— Exercise —
Each record must be printed again exactly as given.

Dataset rows describing interfaces:

---

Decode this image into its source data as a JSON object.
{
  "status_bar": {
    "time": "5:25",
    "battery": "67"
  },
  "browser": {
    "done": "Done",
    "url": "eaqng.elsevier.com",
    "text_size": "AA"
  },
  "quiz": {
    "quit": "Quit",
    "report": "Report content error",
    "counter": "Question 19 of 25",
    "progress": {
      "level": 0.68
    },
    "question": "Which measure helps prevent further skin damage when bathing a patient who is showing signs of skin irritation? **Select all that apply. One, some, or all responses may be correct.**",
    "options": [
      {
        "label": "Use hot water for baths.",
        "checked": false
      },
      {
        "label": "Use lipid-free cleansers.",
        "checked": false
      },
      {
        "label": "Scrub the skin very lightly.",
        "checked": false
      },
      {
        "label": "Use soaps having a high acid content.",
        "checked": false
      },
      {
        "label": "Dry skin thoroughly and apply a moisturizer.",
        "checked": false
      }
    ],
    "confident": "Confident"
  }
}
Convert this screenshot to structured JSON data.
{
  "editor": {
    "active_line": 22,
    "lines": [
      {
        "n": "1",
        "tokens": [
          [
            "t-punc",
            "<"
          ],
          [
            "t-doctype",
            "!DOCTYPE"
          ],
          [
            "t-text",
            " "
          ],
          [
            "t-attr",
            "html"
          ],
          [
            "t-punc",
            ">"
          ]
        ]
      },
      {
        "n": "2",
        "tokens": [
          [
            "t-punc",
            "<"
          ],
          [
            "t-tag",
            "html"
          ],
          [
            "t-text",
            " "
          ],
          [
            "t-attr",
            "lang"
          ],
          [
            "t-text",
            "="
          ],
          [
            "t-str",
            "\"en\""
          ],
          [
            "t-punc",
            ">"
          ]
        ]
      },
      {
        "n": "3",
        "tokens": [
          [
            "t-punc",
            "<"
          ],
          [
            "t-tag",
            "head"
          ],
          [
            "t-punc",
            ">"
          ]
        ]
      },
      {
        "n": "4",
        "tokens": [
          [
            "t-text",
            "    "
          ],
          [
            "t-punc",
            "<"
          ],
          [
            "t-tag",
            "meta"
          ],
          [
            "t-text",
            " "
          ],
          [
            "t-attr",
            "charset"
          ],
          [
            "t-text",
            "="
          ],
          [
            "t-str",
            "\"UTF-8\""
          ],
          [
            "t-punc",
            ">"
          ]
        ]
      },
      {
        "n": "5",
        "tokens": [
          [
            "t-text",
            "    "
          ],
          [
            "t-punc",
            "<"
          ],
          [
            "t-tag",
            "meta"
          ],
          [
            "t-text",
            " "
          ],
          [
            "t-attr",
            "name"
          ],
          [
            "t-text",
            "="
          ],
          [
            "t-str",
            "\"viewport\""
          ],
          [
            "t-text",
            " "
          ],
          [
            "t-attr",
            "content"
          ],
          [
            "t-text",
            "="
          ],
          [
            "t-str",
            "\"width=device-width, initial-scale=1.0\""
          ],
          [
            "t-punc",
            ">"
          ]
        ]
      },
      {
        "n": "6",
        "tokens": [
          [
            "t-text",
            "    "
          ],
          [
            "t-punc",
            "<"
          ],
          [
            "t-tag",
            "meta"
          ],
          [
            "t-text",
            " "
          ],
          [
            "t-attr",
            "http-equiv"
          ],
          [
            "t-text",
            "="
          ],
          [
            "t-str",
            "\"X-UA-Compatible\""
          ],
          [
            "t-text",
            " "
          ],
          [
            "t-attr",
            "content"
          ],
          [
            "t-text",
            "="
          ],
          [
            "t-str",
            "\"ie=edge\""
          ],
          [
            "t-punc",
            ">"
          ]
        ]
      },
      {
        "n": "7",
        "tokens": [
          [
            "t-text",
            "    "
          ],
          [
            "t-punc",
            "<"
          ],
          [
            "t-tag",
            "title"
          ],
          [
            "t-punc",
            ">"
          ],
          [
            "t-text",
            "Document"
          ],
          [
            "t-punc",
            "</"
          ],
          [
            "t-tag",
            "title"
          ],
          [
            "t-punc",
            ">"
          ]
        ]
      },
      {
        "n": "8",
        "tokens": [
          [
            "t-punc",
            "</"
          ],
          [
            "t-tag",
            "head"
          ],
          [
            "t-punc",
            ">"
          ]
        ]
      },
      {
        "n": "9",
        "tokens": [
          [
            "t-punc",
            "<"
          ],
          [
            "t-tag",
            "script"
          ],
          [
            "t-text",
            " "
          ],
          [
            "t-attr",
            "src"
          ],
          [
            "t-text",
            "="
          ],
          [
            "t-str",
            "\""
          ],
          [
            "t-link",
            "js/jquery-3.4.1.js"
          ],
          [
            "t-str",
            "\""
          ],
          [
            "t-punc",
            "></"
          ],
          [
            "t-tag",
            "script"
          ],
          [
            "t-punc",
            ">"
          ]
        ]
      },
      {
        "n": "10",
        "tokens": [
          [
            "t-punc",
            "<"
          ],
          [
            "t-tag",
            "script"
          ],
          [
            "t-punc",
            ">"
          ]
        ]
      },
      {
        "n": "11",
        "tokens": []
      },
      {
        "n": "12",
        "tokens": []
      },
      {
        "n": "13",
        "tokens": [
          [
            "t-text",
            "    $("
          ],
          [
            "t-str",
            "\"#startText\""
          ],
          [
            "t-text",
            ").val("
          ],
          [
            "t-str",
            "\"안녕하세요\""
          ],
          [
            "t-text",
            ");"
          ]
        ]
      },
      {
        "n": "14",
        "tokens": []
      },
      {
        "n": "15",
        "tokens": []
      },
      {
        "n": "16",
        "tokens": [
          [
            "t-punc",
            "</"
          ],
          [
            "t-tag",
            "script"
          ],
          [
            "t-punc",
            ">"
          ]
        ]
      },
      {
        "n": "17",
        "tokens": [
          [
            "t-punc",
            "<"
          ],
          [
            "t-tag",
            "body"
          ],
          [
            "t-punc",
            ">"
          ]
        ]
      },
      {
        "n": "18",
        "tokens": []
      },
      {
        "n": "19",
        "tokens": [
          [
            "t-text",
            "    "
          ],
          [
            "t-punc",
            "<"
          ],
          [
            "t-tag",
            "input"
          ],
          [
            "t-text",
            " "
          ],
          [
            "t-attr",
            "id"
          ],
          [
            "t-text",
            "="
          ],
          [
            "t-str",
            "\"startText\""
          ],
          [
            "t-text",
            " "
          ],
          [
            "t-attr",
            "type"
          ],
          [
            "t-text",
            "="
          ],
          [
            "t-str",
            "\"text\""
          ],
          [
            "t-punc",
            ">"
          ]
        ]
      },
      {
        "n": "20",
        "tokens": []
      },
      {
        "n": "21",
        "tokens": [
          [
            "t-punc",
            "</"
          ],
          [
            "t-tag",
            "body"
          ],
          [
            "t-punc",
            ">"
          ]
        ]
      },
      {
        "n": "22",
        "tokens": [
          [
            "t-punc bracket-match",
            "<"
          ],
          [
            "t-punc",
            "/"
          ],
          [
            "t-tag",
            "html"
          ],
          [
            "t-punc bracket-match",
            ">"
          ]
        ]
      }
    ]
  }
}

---

— Answer to this problem —
Decode this image into its source data as a JSON object.
{
  "status_bar": {
    "time": "5:25",
    "battery": "67"
  },
  "browser": {
    "done": "Done",
    "url": "eaqng.elsevier.com",
    "text_size": "AA"
  },
  "quiz": {
    "quit": "Quit",
    "report": "Report content error",
    "counter": "Question 19 of 25",
    "progress": {
      "level": 0.68
    },
    "question": "Which measure helps prevent further skin damage when bathing a patient who is showing signs of skin irritation? **Select all that apply. One, some, or all responses may be correct.**",
    "options": [
      {
        "label": "Use hot water for baths.",
        "checked": false
      },
      {
        "label": "Use lipid-free cleansers.",
        "checked": false
      },
      {
        "label": "Scrub the skin very lightly.",
        "checked": false
      },
      {
        "label": "Use soaps having a high acid content.",
        "checked": false
      },
      {
        "label": "Dry skin thoroughly and apply a moisturizer.",
        "checked": false
      }
    ],
    "confident": "Confident"
  }
}
Convert this screenshot to structured JSON data.
{
  "editor": {
    "active_line": 22,
    "lines": [
      {
        "n": "1",
        "tokens": [
          [
            "t-punc",
            "<"
          ],
          [
            "t-doctype",
            "!DOCTYPE"
          ],
          [
            "t-text",
            " "
          ],
          [
            "t-attr",
            "html"
          ],
          [
            "t-punc",
            ">"
          ]
        ]
      },
      {
        "n": "2",
        "tokens": [
          [
            "t-punc",
            "<"
          ],
          [
            "t-tag",
            "html"
          ],
          [
            "t-text",
            " "
          ],
          [
            "t-attr",
            "lang"
          ],
          [
            "t-text",
            "="
          ],
          [
            "t-str",
            "\"en\""
          ],
          [
            "t-punc",
            ">"
          ]
        ]
      },
      {
        "n": "3",
        "tokens": [
          [
            "t-punc",
            "<"
          ],
          [
            "t-tag",
            "head"
          ],
          [
            "t-punc",
            ">"
          ]
        ]
      },
      {
        "n": "4",
        "tokens": [
          [
            "t-text",
            "    "
          ],
          [
            "t-punc",
            "<"
          ],
          [
            "t-tag",
            "meta"
          ],
          [
            "t-text",
            " "
          ],
          [
            "t-attr",
            "charset"
          ],
          [
            "t-text",
            "="
          ],
          [
            "t-str",
            "\"UTF-8\""
          ],
          [
            "t-punc",
            ">"
          ]
        ]
      },
      {
        "n": "5",
        "tokens": [
          [
            "t-text",
            "    "
          ],
          [
            "t-punc",
            "<"
          ],
          [
            "t-tag",
            "meta"
          ],
          [
            "t-text",
            " "
          ],
          [
            "t-attr",
            "name"
          ],
          [
            "t-text",
            "="
          ],
          [
            "t-str",
            "\"viewport\""
          ],
          [
            "t-text",
            " "
          ],
          [
            "t-attr",
            "content"
          ],
          [
            "t-text",
            "="
          ],
          [
            "t-str",
            "\"width=device-width, initial-scale=1.0\""
          ],
          [
            "t-punc",
            ">"
          ]
        ]
      },
      {
        "n": "6",
        "tokens": [
          [
            "t-text",
            "    "
          ],
          [
            "t-punc",
            "<"
          ],
          [
            "t-tag",
            "meta"
          ],
          [
            "t-text",
            " "
          ],
          [
            "t-attr",
            "http-equiv"
          ],
          [
            "t-text",
            "="
          ],
          [
            "t-str",
            "\"X-UA-Compatible\""
          ],
          [
            "t-text",
            " "
          ],
          [
            "t-attr",
            "content"
          ],
          [
            "t-text",
            "="
          ],
          [
            "t-str",
            "\"ie=edge\""
          ],
          [
            "t-punc",
            ">"
          ]
        ]
      },
      {
        "n": "7",
        "tokens": [
          [
            "t-text",
            "    "
          ],
          [
            "t-punc",
            "<"
          ],
          [
            "t-tag",
            "title"
          ],
          [
            "t-punc",
            ">"
          ],
          [
            "t-text",
            "Document"
          ],
          [
            "t-punc",
            "</"
          ],
          [
            "t-tag",
            "title"
          ],
          [
            "t-punc",
            ">"
          ]
        ]
      },
      {
        "n": "8",
        "tokens": [
          [
            "t-punc",
            "</"
          ],
          [
            "t-tag",
            "head"
          ],
          [
            "t-punc",
            ">"
          ]
        ]
      },
      {
        "n": "9",
        "tokens": [
          [
            "t-punc",
            "<"
          ],
          [
            "t-tag",
            "script"
          ],
          [
            "t-text",
            " "
          ],
          [
            "t-attr",
            "src"
          ],
          [
            "t-text",
            "="
          ],
          [
            "t-str",
            "\""
          ],
          [
            "t-link",
            "js/jquery-3.4.1.js"
          ],
          [
            "t-str",
            "\""
          ],
          [
            "t-punc",
            "></"
          ],
          [
            "t-tag",
            "script"
          ],
          [
            "t-punc",
            ">"
          ]
        ]
      },
      {
        "n": "10",
        "tokens": [
          [
            "t-punc",
            "<"
          ],
          [
            "t-tag",
            "script"
          ],
          [
            "t-punc",
            ">"
          ]
        ]
      },
      {
        "n": "11",
        "tokens": []
      },
      {
        "n": "12",
        "tokens": []
      },
      {
        "n": "13",
        "tokens": [
          [
            "t-text",
            "    $("
          ],
          [
            "t-str",
            "\"#startText\""
          ],
          [
            "t-text",
            ").val("
          ],
          [
            "t-str",
            "\"안녕하세요\""
          ],
          [
            "t-text",
            ");"
          ]
        ]
      },
      {
        "n": "14",
        "tokens": []
      },
      {
        "n": "15",
        "tokens": []
      },
      {
        "n": "16",
        "tokens": [
          [
            "t-punc",
            "</"
          ],
          [
            "t-tag",
            "script"
          ],
          [
            "t-punc",
            ">"
          ]
        ]
      },
      {
        "n": "17",
        "tokens": [
          [
            "t-punc",
            "<"
          ],
          [
            "t-tag",
            "body"
          ],
          [
            "t-punc",
            ">"
          ]
        ]
      },
      {
        "n": "18",
        "tokens": []
      },
      {
        "n": "19",
        "tokens": [
          [
            "t-text",
            "    "
          ],
          [
            "t-punc",
            "<"
          ],
          [
            "t-tag",
            "input"
          ],
          [
            "t-text",
            " "
          ],
          [
            "t-attr",
            "id"
          ],
          [
            "t-text",
            "="
          ],
          [
            "t-str",
            "\"startText\""
          ],
          [
            "t-text",
            " "
          ],
          [
            "t-attr",
            "type"
          ],
          [
            "t-text",
            "="
          ],
          [
            "t-str",
            "\"text\""
          ],
          [
            "t-punc",
            ">"
          ]
        ]
      },
      {
        "n": "20",
        "tokens": []
      },
      {
        "n": "21",
        "tokens": [
          [
            "t-punc",
            "</"
          ],
          [
            "t-tag",
            "body"
          ],
          [
            "t-punc",
            ">"
          ]
        ]
      },
      {
        "n": "22",
        "tokens": [
          [
            "t-punc bracket-match",
            "<"
          ],
          [
            "t-punc",
            "/"
          ],
          [
            "t-tag",
            "html"
          ],
          [
            "t-punc bracket-match",
            ">"
          ]
        ]
      }
    ]
  }
}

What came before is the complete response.